== Work task ==
Please write out all of the data below exactly, without including the pictures.
*** Extracted entries ***
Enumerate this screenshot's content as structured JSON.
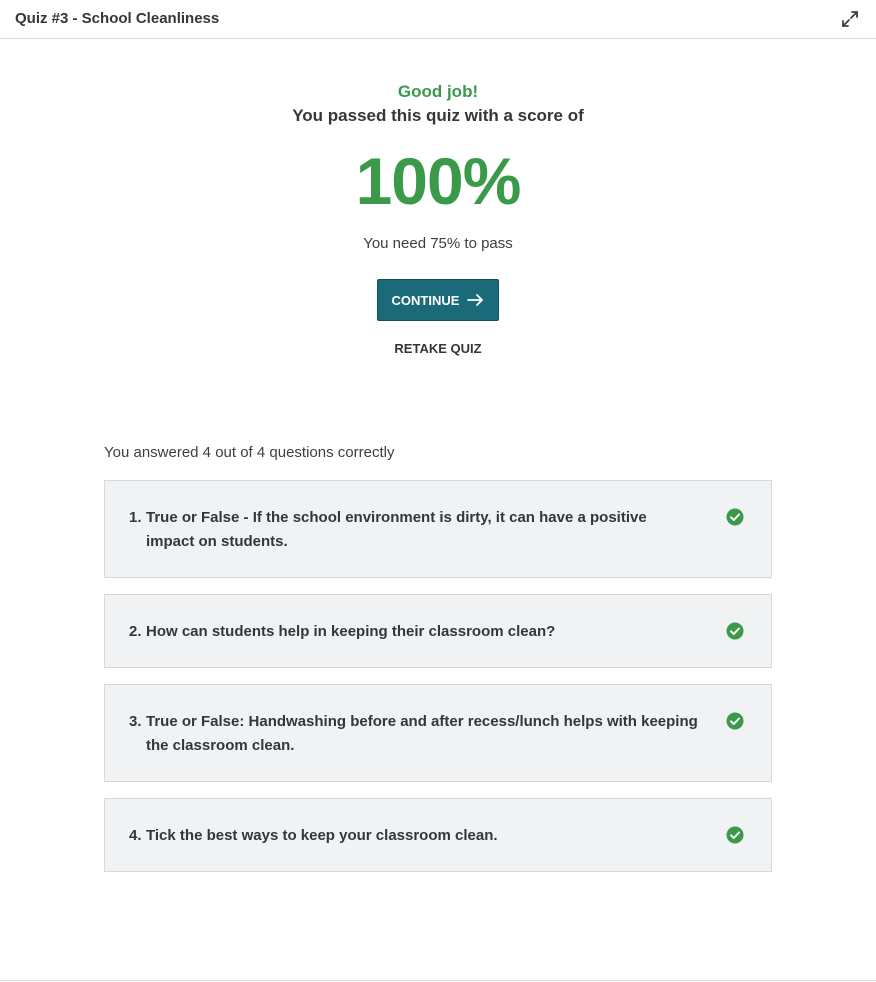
{
  "header": {
    "title": "Quiz #3 - School Cleanliness",
    "expand_icon": "expand-icon"
  },
  "result": {
    "headline": "Good job!",
    "subheadline": "You passed this quiz with a score of",
    "score": "100%",
    "pass_requirement": "You need 75% to pass",
    "continue_label": "CONTINUE",
    "retake_label": "RETAKE QUIZ"
  },
  "summary": {
    "text": "You answered 4 out of 4 questions correctly"
  },
  "questions": [
    {
      "number": "1.",
      "text": "True or False - If the school environment is dirty, it can have a positive impact on students.",
      "status": "correct"
    },
    {
      "number": "2.",
      "text": "How can students help in keeping their classroom clean?",
      "status": "correct"
    },
    {
      "number": "3.",
      "text": "True or False: Handwashing before and after recess/lunch helps with keeping the classroom clean.",
      "status": "correct"
    },
    {
      "number": "4.",
      "text": "Tick the best ways to keep your classroom clean.",
      "status": "correct"
    }
  ],
  "colors": {
    "success": "#3a9a4a",
    "primary_button": "#1b6a7a",
    "card_background": "#f1f2f4"
  }
}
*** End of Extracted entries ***
== Solution to the problem ==
Enumerate this screenshot's content as structured JSON.
{
  "header": {
    "title": "Quiz #3 - School Cleanliness",
    "expand_icon": "expand-icon"
  },
  "result": {
    "headline": "Good job!",
    "subheadline": "You passed this quiz with a score of",
    "score": "100%",
    "pass_requirement": "You need 75% to pass",
    "continue_label": "CONTINUE",
    "retake_label": "RETAKE QUIZ"
  },
  "summary": {
    "text": "You answered 4 out of 4 questions correctly"
  },
  "questions": [
    {
      "number": "1.",
      "text": "True or False - If the school environment is dirty, it can have a positive impact on students.",
      "status": "correct"
    },
    {
      "number": "2.",
      "text": "How can students help in keeping their classroom clean?",
      "status": "correct"
    },
    {
      "number": "3.",
      "text": "True or False: Handwashing before and after recess/lunch helps with keeping the classroom clean.",
      "status": "correct"
    },
    {
      "number": "4.",
      "text": "Tick the best ways to keep your classroom clean.",
      "status": "correct"
    }
  ],
  "colors": {
    "success": "#3a9a4a",
    "primary_button": "#1b6a7a",
    "card_background": "#f1f2f4"
  }
}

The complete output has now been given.